Aussie contractor does good business out of resources boom

News – August 8, 2008 reports that Sunshine Coast dredging contractor Hall Contracting Pty Ltd is playing a key role in the expansion of the new iron-ore port facility being established by Fortescue Metals Group at Port Hedland in Western Australia.

“Fortescue has been the outstanding Australian success story of the resources boom, capitalising on the insatiable Chinese demand for iron ore and, in the process, turning controversial entrepreneur Andrew Forrest into Australia’s richest man,” said the report.

“Just three-and-a-half years after the first discovery hole was drilled in the Pilbara, Fortescue managed to buck the odds and create the infrastructure needed to commercialise the deposit, including a 270km railway line and a new port-handling facility at Port Hedland.”

“Fortescue is now planning for a second iron-ore load-out wharf, part of its goal of achieving annual export volumes of up to 200 million tonnes,” sai the report, which is where Hall Contracting comes in.

Director Cameron Hall said the company had deployed two of its five Dutch-built cutter suction dredgers, measuring about 35m x 6m, to work around the clock to move as much as two million cubic metres of fine silt from massive tailings ponds in preparation for the arrival of one of the world’s largest dredgers to be used to create the new berth and swing basin for the iron-ore ships.

Mr Hall said the company was recommended for the contract following successful completion of a similar project in Thailand in 2003.

Mr Hall said the company’s dredging division, which had carried out projects in Australia, South East Asia and the Pacific, had been a shining light this year, at the same time that many of its civil works projects on the Coast had been sidelined because of the ongoing inclement weather.

“The first six months of the year has been a disaster for our civil contracting division … we’ve probably only done three months work.
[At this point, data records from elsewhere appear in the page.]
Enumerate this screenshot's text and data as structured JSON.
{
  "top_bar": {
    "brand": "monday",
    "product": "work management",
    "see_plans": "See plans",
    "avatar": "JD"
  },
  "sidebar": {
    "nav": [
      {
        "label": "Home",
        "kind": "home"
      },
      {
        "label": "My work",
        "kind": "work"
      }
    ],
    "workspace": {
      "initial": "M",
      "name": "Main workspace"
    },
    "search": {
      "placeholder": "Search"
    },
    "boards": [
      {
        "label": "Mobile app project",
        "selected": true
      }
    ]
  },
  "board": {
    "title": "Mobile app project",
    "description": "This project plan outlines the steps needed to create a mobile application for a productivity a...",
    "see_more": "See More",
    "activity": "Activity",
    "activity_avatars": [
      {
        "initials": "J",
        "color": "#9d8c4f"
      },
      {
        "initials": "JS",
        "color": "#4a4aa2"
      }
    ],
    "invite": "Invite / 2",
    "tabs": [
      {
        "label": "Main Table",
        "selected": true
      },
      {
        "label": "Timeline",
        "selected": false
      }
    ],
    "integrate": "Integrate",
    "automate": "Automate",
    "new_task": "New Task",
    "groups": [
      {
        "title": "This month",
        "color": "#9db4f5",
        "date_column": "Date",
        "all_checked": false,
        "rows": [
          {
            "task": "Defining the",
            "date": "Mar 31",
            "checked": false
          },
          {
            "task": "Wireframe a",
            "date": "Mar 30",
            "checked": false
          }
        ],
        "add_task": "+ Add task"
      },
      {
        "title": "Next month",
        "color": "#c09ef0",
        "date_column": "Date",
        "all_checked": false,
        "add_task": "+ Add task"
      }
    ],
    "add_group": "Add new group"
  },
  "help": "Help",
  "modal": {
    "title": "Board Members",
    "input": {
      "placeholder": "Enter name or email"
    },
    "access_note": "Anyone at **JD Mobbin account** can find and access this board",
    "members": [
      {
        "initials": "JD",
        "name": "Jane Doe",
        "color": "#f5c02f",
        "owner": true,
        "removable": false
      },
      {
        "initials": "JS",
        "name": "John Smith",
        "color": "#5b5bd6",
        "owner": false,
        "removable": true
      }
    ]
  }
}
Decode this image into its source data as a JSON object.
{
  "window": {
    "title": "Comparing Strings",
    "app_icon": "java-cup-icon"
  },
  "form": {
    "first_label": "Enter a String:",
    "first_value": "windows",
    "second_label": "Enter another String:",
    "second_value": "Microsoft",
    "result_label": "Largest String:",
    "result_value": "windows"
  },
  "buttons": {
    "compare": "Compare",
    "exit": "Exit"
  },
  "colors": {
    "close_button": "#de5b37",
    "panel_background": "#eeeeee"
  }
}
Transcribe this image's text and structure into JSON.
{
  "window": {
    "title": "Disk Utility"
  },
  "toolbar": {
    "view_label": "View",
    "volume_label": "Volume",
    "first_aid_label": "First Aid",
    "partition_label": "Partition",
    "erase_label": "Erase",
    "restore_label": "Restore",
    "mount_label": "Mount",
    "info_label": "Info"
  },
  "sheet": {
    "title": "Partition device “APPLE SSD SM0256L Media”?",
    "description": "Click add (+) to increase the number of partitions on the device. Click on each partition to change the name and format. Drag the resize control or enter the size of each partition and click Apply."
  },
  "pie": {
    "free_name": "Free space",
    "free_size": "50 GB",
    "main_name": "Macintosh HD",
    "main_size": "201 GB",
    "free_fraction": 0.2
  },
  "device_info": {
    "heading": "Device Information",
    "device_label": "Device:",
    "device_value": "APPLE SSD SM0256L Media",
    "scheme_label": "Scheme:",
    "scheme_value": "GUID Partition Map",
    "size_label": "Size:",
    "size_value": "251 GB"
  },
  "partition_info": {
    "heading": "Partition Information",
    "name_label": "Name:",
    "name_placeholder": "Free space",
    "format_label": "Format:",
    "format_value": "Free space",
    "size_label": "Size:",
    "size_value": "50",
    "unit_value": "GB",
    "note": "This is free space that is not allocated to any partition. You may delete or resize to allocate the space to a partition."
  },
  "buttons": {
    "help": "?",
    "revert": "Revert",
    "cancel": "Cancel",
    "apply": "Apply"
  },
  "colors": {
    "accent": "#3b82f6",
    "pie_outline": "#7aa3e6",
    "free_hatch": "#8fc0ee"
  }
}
We’re a bit lucky in that our dredging division provides about 50 per cent of our revenue now,” he said. “The resources boom has actually been pretty good for us.”

“We’ve also had one of our dredges (and three huge water pumps) at the Ensham coal mine near Emerald since the floods in February … and it will probably be another month before all the water is out and they can restart work.”

The other two dredges have been involved with projects in Fiji and Newcastle.